Start: Waterlooplein.

Finish: Amstel Station.

Time: Allow between 3 and 4 hours, not including rest stops.

Best Times: May to September, outside of rush hour (rush hour is around 8-10am and 5-7pm).

Worst Times: A cold winter's day won't suit sensible folks -- but the Dutch don't mind.

This biking route begins in the city center and follows a scenic, relatively quiet way through the city, emerging into the countryside alongside the Amstel River for a short but glorious hop out to the pretty village of Ouderkerk aan de Amstel.

The starting point is Waterlooplein and the:

1. Amstel River

The Amstel is likely to be fairly busy with waterborne traffic, and has houseboats moored along both banks.

Continue to the:

2. Magere Brug

Known as the Amstel's "Skinny Bridge," the Magere Brug is actually an 18th-century replacement for the original 17th-century bridge. Cross over to the west (left) bank and cycle south along the Amstel. On the river's other side, you can see the Koninklijk Theater Carré.
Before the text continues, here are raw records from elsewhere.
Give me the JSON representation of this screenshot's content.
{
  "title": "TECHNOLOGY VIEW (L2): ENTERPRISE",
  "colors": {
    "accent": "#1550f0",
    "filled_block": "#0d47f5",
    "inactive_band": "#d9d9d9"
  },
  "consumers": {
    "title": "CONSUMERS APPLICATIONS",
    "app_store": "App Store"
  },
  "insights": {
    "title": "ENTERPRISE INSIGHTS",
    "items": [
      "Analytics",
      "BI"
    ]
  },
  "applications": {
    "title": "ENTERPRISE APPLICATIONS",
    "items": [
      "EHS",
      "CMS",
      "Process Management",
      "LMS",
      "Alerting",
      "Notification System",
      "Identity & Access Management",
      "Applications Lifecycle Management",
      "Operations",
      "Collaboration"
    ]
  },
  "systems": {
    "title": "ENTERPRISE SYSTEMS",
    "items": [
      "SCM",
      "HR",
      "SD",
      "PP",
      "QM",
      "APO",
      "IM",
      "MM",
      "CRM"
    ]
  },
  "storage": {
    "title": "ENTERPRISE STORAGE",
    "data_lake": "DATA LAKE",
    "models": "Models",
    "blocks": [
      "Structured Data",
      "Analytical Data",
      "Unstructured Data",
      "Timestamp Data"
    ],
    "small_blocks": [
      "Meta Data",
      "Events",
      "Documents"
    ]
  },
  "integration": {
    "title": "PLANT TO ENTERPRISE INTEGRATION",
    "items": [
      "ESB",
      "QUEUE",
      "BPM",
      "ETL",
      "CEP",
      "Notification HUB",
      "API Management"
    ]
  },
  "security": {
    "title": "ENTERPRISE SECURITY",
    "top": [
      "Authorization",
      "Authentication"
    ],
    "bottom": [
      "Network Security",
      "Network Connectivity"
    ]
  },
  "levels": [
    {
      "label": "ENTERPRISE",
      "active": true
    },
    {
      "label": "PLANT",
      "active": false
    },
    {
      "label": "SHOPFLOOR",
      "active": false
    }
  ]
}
Continue over Sarphatistraat, which you'll easily recognize by its tram lines.

Detour around a break in the road, cross busy Stadhouderskade, and get back to the river at:

3. Amsteldijk
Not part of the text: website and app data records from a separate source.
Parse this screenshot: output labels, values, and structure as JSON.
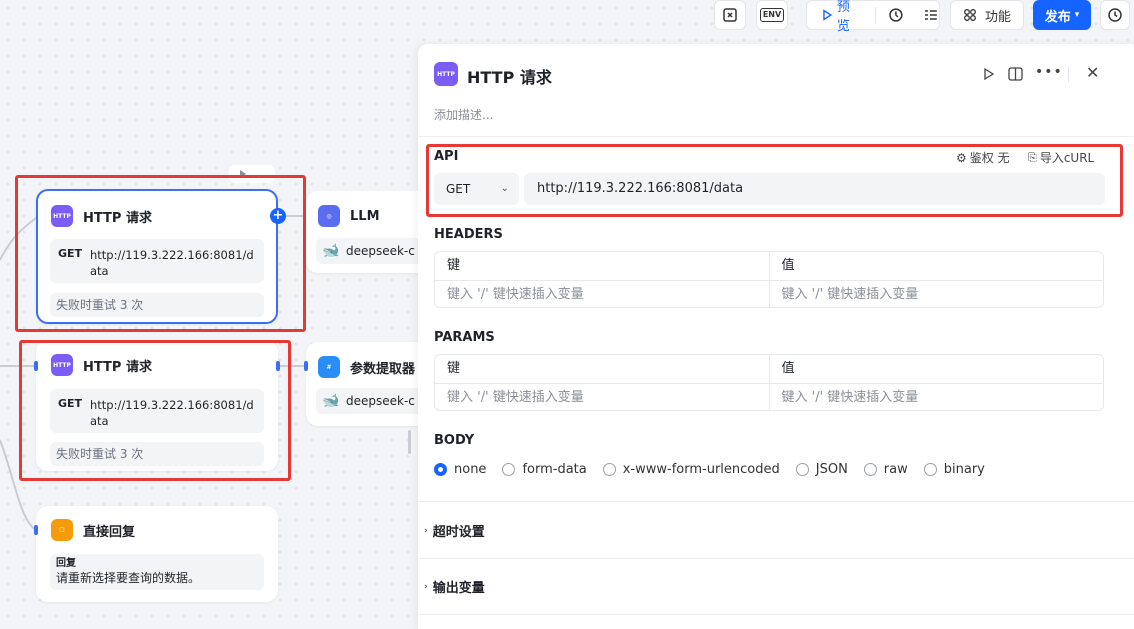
{
  "toolbar": {
    "preview_label": "预览",
    "features_label": "功能",
    "publish_label": "发布",
    "env_label": "ENV"
  },
  "canvas": {
    "nodes": [
      {
        "title": "HTTP 请求",
        "method": "GET",
        "url": "http://119.3.222.166:8081/data",
        "retry": "失败时重试 3 次"
      },
      {
        "title": "HTTP 请求",
        "method": "GET",
        "url": "http://119.3.222.166:8081/data",
        "retry": "失败时重试 3 次"
      },
      {
        "title": "LLM",
        "model": "deepseek-c"
      },
      {
        "title": "参数提取器",
        "model": "deepseek-c"
      },
      {
        "title": "直接回复",
        "reply_label": "回复",
        "reply_text": "请重新选择要查询的数据。"
      }
    ]
  },
  "panel": {
    "title": "HTTP 请求",
    "description_placeholder": "添加描述...",
    "api": {
      "label": "API",
      "auth_label": "鉴权 无",
      "import_label": "导入cURL",
      "method": "GET",
      "url": "http://119.3.222.166:8081/data"
    },
    "headers": {
      "label": "HEADERS",
      "key_header": "键",
      "value_header": "值",
      "key_placeholder": "键入 '/' 键快速插入变量",
      "value_placeholder": "键入 '/' 键快速插入变量"
    },
    "params": {
      "label": "PARAMS",
      "key_header": "键",
      "value_header": "值",
      "key_placeholder": "键入 '/' 键快速插入变量",
      "value_placeholder": "键入 '/' 键快速插入变量"
    },
    "body": {
      "label": "BODY",
      "options": [
        "none",
        "form-data",
        "x-www-form-urlencoded",
        "JSON",
        "raw",
        "binary"
      ],
      "selected": "none"
    },
    "timeout_label": "超时设置",
    "output_label": "输出变量"
  },
  "colors": {
    "accent": "#1664ff",
    "highlight": "#e53935"
  }
}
Keep pedaling south on this road, enjoying the riverside views, until you reach the Berlagebrug (Berlage Bridge), where you need to be careful, as the traffic gets noticeably busier at this point.
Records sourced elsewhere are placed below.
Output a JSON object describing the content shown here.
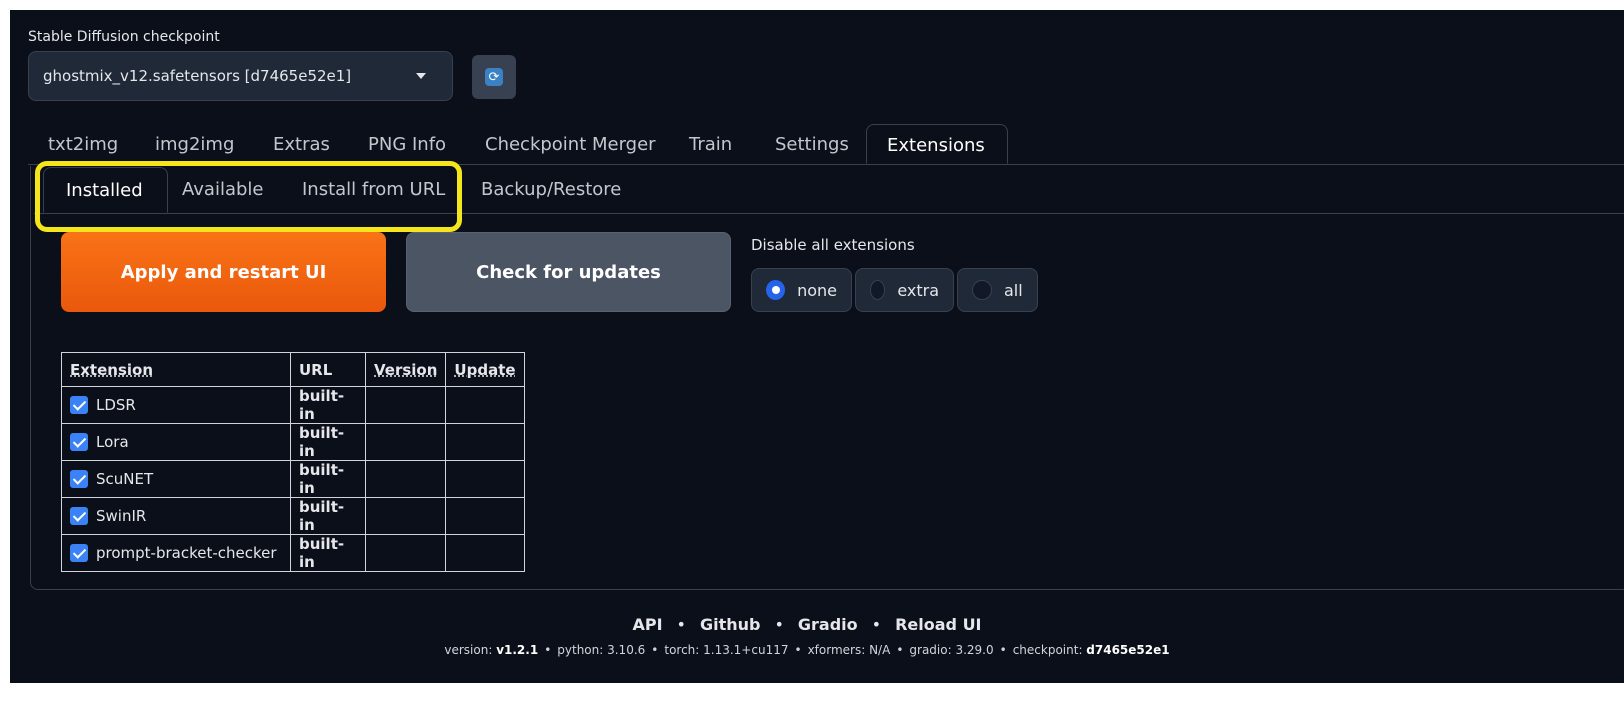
{
  "checkpoint": {
    "label": "Stable Diffusion checkpoint",
    "selected": "ghostmix_v12.safetensors [d7465e52e1]"
  },
  "main_tabs": [
    "txt2img",
    "img2img",
    "Extras",
    "PNG Info",
    "Checkpoint Merger",
    "Train",
    "Settings",
    "Extensions"
  ],
  "main_tab_active": "Extensions",
  "sub_tabs": [
    "Installed",
    "Available",
    "Install from URL",
    "Backup/Restore"
  ],
  "sub_tab_active": "Installed",
  "buttons": {
    "apply": "Apply and restart UI",
    "check": "Check for updates"
  },
  "disable": {
    "label": "Disable all extensions",
    "options": [
      "none",
      "extra",
      "all"
    ],
    "selected": "none"
  },
  "table": {
    "headers": [
      "Extension",
      "URL",
      "Version",
      "Update"
    ],
    "rows": [
      {
        "name": "LDSR",
        "url": "built-in",
        "version": "",
        "update": "",
        "checked": true
      },
      {
        "name": "Lora",
        "url": "built-in",
        "version": "",
        "update": "",
        "checked": true
      },
      {
        "name": "ScuNET",
        "url": "built-in",
        "version": "",
        "update": "",
        "checked": true
      },
      {
        "name": "SwinIR",
        "url": "built-in",
        "version": "",
        "update": "",
        "checked": true
      },
      {
        "name": "prompt-bracket-checker",
        "url": "built-in",
        "version": "",
        "update": "",
        "checked": true
      }
    ]
  },
  "footer": {
    "links": [
      "API",
      "Github",
      "Gradio",
      "Reload UI"
    ],
    "link_separator": "•",
    "meta": [
      {
        "label": "version: ",
        "value": "v1.2.1",
        "bold": true
      },
      {
        "label": "python: ",
        "value": "3.10.6",
        "bold": false
      },
      {
        "label": "torch: ",
        "value": "1.13.1+cu117",
        "bold": false
      },
      {
        "label": "xformers: ",
        "value": "N/A",
        "bold": false
      },
      {
        "label": "gradio: ",
        "value": "3.29.0",
        "bold": false
      },
      {
        "label": "checkpoint: ",
        "value": "d7465e52e1",
        "bold": true
      }
    ]
  },
  "colors": {
    "background": "#0b0f19",
    "accent_orange": "#f97316",
    "highlight": "#f5e61b",
    "checkbox_blue": "#3b82f6"
  }
}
Stay on Amsteldijk until you arrive at:

4. Martin Luther Kingpark

Most of the road traffic swings away to the right on President Kennedylaan at this park, but stay on Amsteldijk, which gradually becomes almost rural, though with houseboats alongside the road in place of country cottages. Up ahead, you'll hear a noise like a substantial storm; it means you're getting closer to the highway bridge that carries the city's A10 ring road (beltway) across the river.

Go under the bridge and finally you're out in the country, passing:

5. Amstelpark

The riverside stays tranquil and scenic from now on. Continue past the statue of Rembrandt and a windmill at the park's end. Around this characteristic old Dutch scene, there'll likely be busloads of tourists photographing Rembrandt, the windmill, themselves, and everything in sight, probably including you as you pedal past.

Beyond this is:

6. Klein Kalfje

Amsteldijk 355 (tel. 020/644-5338), a small atmospheric Dutch cafe with a riverside terrace and canal barges moored alongside. A road separates the terrace from the cafe. There used to be an unofficial traffic sign here that indicated CAUTION: WAITER CROSSING.

You pass cottages and villas all the way to:

7. Ouderkerk aan de Amstel

The idyllically sited village has an abundance of cafes and restaurants with riverside or outdoor terraces. If you've still got energy, explore the village before settling down at one of the terraces for something restorative.

To return, switch to the right bank of the river, on:

8. Ouderkerkerdijk

Narrower than Amsteldijk, this road has almost no traffic. Along the way, you'll pass a windmill and several tiny hamlets.

Recross the Amstel at the:

9. Utrechtsebrug

Now you return to Amsteldijk and busy city streets. At Berlagebrug, recross the river and pedal the short distance to Amstel Station, where you, your bike, and your weary legs can board a Metro train back to Waterlooplein. Or you can bike back along either bank.

Note: This information was accurate when it was published, but can change without notice. Please be sure to confirm all rates and details directly with the companies in question before planning your trip.